Monthly Archives: July 2020

Concerns Over Freehold Purchases Driven by a Third Party

A situation has arisen on one of our estates that is causing great concern among residents. It is not unique; it has happened in other blocks across Tower Hamlets and more widely across London. The Columbia TRA Committee has written to Mayor John Biggs and other senior managers at London Borough of Tower Hamlets to try and understand the Council’s policy and future intentions.  

Companies, describing themselves as ‘developers’, have been targeting the leaseholders, where they are the majority in a block* and offering to manage the process of buying their freehold from the Council.  In exchange for organising this buy-out process these companies are tying leaseholders to certain obligations, such as insisting that a building management organisation is set up under their control and/or giving them the right to build additional properties on the land and/or building e.g. additional storeys, extensions etc. Leaseholders coming together to exercise their right to buy their freehold (known as ‘collective enfranchisement’), if all in agreement would not necessarily cause a problem but as it has turned out, third-party agreements can create huge issues for leaseholders and tenants living in a block, particularly when pressurised sales techniques have led to some leaseholders signing away their rights before speaking to their neighbours or getting legal advice.

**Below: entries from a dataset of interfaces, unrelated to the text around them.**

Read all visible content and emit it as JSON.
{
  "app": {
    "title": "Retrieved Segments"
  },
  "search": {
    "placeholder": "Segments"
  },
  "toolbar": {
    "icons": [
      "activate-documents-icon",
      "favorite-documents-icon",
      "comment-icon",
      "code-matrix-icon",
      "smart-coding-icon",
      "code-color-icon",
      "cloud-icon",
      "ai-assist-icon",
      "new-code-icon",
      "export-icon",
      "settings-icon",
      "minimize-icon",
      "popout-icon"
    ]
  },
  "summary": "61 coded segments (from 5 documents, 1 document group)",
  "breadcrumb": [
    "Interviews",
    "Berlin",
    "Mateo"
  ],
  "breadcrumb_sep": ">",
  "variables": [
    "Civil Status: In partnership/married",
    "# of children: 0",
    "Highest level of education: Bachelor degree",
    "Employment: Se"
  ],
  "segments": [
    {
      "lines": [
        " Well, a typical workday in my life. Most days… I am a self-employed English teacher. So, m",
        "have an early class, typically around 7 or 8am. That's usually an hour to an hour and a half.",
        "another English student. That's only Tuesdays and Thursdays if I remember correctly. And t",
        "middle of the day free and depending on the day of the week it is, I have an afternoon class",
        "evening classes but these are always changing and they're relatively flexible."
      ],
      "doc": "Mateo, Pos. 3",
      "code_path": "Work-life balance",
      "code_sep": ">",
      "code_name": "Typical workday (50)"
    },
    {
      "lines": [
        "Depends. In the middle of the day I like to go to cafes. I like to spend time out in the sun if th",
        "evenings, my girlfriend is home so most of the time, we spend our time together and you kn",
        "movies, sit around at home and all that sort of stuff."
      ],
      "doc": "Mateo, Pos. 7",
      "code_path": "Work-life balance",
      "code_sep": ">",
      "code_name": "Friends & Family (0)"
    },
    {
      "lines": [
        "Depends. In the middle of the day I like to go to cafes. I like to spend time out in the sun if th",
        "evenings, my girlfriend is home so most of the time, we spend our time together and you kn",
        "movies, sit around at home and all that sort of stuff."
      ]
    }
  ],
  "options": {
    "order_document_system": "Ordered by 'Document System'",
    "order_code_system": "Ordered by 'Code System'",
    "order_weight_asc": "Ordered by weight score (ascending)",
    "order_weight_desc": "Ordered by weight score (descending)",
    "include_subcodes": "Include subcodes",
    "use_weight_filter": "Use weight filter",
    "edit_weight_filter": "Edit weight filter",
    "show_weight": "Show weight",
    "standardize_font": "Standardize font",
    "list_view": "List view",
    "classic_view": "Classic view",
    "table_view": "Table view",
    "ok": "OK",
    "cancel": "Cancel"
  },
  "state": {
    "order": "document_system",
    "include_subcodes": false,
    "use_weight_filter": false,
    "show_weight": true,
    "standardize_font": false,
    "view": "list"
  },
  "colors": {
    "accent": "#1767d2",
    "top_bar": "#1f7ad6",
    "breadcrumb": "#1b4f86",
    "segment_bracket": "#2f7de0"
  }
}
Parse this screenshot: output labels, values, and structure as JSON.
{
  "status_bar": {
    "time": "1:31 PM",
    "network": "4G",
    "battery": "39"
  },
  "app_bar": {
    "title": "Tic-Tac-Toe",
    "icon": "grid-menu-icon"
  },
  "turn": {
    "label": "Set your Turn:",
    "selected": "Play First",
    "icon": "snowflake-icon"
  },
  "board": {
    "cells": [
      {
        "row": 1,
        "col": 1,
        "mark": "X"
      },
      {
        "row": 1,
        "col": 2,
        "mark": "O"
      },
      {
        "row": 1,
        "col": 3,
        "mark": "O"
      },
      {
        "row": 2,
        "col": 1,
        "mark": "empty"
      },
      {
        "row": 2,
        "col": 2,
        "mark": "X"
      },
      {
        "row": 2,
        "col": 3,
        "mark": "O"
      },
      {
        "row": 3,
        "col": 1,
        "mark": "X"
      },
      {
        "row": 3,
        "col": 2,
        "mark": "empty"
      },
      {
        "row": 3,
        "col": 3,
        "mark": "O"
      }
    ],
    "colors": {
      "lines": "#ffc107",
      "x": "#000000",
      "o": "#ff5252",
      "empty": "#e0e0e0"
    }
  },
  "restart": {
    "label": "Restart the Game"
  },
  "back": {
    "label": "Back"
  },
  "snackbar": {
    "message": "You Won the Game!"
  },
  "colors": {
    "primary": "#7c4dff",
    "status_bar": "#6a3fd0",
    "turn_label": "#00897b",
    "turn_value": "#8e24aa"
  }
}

Given that for most leaseholders their home is their biggest life asset all residents should take extra care if approached by a third-party advocating for them to buy their freehold on their behalf. The pitfalls can be huge, including:

  • Hard sales tactics that put pressure of leaseholders to sign agreements quickly without a chance to seek expert advice and speak to their neighbours
  • Divide and conquer – some residents will be for it and some against, fault lines can split a community and turn neighbour against neighbour
  • Verbal promises that any future major works costs will be offset by these companies, but then the contract offered stating that leaseholders will be fully liable for them
  • Contractual promises can be broken if sold on to another company. The company you enter into the agreement with can sell it on and your terms could change
  • Companies without a strong financial standing can easily go bust, leaving residents with an uncertain future

Our advice:

  • NEVER sign any contract or agreement without speaking to a legal professional – Free legal advice, if you need it, is available locally through St Hilda’s and nationally via the Citizen’s Advice Bureau
  • DO take your time – This is a huge decision, do not allow offers or hard sales techniques to rush you
  • DO talk to your TRA – we can help you arrange meetings with other residents and signpost you to expert advice
  • DO talk to your neighbours – do not allow yourself to be divided as a community
  • DO consider council tenants – discuss this with them. Any change of ownership essentially means they have a new landlord which will have a huge effect on their lives
  • DO your research – find out about the company approaching you, look at their Company’s House filings and find out about their other projects and how they have gone;  understand your rights within the law;  speak to an estate agent about how this might change the value of your property.

Contact us is you are approached by a third party suggesting you buy your freehold.

* Where at least two thirds of the property are leaseholders, then as long as a 50% of those leaseholders agree, it is their right to buy this freehold.